Guantánamo inmates could finally go free

Guantanamo inmatesHuman rights activists congratulated the Brown government on Tuesday for requesting the return of five British residents being detained at the US concentration camp at Guantánamo Bay. The Foreign Office and Home Secretary Jacqui Smith have announced that they will request the return to Britain of Jamil el-Banna, Omar Deghayes, Shaker Abdur Raheem Aamer, Binyam Mohammed and Abdennour Sameur. Foreign Secretary David Miliband has written to US Secretary of State Condoleezza Rice to formally make the request.

Amnesty International campaigns director Tim Hancock called on the government to “move quickly. We’ve been saying for several years that Britain should have been seeking the fair trial or safe release of the British residents imprisoned at Guantánamo,” Mr Hancock pointed out. “Guantánamo is a travesty of justice and it’s important that the government starts speaking out about the hundreds of men who are still held there – they must not become Guantánamo’s forgotten prisoners,” he insisted.

Omar Deghayes’s sister Amina said that she was “getting mixed messages” and would not be able to celebrate until her brother is back in Britain. “Some people are telling me he is definitely coming back, but others are saying that they may not be successful for a while,” Ms Deghayes reported.

The British government has admitted that negotiations with Washington “may take some time.” US ambassador to London Robert Tuttle vowed to “study the request to release them very seriously and get back with all due, deliberate speed.”

Mr Aamer’s father-in-law Saeed Ahmed Siddique said that his family felt let down by the government because it had taken so long to seek his release. “The government should have done more because all his family members, his wife and four children are British nationals and it is not fair to separate a husband from his family,” Mr Siddique noted. “His youngest child has never seen his father. It’s not justice,” he added.

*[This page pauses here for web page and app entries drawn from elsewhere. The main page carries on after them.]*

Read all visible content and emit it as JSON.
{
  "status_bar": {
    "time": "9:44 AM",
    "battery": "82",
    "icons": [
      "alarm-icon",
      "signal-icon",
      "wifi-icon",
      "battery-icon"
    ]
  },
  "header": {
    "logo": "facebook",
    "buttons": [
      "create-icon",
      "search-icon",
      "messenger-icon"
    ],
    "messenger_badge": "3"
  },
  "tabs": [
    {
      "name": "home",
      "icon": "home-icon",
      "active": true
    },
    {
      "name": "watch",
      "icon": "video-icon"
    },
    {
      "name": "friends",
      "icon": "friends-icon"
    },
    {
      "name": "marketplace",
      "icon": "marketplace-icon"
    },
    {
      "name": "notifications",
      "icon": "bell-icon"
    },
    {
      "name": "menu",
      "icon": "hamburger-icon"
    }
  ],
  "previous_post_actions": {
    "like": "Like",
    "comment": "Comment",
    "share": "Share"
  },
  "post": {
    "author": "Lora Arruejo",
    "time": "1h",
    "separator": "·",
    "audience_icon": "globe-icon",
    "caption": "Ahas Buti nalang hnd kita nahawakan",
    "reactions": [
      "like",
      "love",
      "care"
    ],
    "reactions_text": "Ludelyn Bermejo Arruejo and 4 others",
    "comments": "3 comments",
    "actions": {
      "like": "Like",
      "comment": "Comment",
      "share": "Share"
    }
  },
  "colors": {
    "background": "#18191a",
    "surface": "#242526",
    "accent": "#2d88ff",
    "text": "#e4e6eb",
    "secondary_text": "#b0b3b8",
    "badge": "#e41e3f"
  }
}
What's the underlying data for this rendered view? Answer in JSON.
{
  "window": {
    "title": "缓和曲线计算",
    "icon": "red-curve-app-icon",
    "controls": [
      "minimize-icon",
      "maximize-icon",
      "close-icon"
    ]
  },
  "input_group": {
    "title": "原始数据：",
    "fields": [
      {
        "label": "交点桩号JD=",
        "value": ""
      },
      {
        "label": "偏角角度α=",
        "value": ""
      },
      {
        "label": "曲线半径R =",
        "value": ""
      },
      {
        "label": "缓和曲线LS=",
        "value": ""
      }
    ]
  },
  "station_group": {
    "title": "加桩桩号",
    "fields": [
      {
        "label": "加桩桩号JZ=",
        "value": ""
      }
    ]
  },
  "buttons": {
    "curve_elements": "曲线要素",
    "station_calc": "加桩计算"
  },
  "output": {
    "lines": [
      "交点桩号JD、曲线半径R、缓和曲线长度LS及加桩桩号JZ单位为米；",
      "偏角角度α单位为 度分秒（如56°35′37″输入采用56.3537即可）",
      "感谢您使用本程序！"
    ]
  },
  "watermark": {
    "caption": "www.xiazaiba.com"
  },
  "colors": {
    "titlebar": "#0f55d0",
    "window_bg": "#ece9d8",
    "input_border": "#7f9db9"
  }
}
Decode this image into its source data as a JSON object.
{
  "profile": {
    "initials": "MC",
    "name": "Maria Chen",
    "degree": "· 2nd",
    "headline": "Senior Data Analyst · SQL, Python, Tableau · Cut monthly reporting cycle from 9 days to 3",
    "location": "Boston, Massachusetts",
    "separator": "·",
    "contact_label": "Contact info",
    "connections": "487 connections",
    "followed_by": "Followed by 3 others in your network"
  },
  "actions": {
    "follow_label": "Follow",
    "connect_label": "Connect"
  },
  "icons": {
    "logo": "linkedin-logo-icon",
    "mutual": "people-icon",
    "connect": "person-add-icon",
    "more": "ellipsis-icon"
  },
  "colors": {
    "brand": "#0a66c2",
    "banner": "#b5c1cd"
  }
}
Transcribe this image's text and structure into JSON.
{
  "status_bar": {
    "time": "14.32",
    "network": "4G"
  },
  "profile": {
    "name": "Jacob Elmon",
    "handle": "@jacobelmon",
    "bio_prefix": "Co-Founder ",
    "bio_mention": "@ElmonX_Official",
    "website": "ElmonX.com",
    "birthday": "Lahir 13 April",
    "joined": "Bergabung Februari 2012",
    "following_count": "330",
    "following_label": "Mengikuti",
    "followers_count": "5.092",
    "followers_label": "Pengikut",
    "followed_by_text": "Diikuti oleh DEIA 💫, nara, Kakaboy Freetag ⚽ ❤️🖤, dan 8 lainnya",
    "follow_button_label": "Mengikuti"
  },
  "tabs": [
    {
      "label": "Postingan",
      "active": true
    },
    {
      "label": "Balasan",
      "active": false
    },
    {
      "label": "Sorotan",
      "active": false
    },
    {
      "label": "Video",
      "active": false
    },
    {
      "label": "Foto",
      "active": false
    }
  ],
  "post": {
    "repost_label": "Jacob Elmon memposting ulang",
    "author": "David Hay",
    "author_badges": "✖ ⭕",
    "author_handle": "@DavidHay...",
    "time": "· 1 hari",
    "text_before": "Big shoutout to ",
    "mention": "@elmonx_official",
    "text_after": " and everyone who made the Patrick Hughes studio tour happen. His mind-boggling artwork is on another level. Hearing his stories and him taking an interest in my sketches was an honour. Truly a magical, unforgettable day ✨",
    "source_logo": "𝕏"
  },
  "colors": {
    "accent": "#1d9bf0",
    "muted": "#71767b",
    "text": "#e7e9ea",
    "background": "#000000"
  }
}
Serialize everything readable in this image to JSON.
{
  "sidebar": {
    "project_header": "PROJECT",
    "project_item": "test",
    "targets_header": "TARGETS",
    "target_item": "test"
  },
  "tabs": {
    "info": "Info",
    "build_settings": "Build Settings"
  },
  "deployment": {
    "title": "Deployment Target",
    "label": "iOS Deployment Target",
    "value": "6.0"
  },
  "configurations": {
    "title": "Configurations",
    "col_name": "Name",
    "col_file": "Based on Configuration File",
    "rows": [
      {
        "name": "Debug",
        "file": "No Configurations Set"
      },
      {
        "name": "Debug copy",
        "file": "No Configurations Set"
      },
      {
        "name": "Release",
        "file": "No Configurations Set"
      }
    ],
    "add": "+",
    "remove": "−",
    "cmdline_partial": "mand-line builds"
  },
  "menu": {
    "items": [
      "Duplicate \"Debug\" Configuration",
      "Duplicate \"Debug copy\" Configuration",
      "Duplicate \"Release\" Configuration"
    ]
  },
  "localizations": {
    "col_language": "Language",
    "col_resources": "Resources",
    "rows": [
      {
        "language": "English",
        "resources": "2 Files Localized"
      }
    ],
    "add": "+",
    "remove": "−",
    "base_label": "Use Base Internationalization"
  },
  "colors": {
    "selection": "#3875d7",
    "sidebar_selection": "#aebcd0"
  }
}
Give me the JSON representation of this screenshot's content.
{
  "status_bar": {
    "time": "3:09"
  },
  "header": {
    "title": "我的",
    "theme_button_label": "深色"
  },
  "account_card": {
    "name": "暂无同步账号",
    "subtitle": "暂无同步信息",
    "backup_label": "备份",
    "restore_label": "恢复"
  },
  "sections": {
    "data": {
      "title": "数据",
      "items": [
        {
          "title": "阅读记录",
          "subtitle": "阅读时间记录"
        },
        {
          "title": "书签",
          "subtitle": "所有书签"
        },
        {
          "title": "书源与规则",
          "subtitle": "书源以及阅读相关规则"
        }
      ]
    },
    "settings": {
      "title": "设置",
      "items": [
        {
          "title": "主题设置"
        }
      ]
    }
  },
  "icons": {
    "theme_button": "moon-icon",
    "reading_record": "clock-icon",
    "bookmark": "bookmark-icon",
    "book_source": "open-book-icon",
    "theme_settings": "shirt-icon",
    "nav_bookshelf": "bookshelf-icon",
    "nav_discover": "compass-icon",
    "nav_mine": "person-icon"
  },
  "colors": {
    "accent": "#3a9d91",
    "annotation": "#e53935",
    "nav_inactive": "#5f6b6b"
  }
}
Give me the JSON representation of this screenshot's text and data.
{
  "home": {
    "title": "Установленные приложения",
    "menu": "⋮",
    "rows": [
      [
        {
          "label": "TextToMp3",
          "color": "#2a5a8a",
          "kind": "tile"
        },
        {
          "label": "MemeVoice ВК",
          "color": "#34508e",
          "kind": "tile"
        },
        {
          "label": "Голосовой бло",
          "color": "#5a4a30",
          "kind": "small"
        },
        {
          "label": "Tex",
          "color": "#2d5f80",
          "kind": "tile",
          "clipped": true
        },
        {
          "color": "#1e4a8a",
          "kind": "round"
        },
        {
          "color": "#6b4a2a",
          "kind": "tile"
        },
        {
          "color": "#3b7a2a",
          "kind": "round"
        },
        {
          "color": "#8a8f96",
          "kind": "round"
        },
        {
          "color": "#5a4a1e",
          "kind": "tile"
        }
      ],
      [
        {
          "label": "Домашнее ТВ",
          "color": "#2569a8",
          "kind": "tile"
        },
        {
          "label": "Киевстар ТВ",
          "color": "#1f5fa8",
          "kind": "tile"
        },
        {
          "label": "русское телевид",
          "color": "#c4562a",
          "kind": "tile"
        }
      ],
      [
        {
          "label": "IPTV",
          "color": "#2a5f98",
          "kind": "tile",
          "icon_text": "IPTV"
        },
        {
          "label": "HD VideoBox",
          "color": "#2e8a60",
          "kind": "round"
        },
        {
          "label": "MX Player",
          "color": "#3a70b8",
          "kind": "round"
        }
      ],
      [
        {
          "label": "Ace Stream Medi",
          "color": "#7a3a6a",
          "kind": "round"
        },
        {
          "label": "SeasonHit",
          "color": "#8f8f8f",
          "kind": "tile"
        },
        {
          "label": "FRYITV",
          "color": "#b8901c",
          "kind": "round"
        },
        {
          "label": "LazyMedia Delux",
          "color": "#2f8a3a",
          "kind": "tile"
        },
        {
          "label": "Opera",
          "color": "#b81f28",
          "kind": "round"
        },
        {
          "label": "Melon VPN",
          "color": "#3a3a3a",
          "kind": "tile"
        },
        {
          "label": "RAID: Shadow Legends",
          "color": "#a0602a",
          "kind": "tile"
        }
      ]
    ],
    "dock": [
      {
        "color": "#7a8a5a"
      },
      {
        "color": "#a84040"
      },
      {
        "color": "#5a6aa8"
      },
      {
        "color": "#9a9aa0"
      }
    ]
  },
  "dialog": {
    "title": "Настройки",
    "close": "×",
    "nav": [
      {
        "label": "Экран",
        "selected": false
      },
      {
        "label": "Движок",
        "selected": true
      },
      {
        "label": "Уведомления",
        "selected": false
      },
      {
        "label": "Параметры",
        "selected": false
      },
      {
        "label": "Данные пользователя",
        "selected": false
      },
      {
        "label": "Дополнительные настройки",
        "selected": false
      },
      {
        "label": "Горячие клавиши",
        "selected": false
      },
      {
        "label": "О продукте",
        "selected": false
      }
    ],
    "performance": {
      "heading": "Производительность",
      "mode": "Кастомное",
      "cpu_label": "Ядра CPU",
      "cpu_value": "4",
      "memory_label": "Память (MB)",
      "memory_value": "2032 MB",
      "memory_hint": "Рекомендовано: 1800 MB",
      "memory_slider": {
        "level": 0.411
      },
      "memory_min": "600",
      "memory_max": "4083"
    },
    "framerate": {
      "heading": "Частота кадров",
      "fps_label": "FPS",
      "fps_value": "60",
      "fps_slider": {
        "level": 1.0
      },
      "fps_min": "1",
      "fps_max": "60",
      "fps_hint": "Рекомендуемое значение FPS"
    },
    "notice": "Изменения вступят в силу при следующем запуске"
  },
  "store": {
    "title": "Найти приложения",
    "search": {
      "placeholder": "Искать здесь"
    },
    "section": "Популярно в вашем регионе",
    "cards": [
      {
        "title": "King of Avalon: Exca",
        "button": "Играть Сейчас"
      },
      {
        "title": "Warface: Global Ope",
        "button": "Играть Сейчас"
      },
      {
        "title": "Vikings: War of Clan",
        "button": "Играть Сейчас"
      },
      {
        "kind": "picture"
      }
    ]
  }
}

Progressive legal firm Reprieve, which has represented all five men in their challenges to their illegal detention, hailed “a significant change in British policy.” It noted that, until now, the British government had refused to intervene and had been standing in the way of cleared British residents – such as Mr el-Banna, who is the father of five British children – being allowed to return home to their families.

Reprieve legal director Clive Stafford Smith applauded the Brown government “on a huge step in the right direction. At last we are seeing an ethical foreign policy – action rather than words,” Mr Stafford Smith said. He added that, when the British government enforces human rights, “we have some chance of healing the rift with the Islamic world.”

Morning Star, 8 August 2007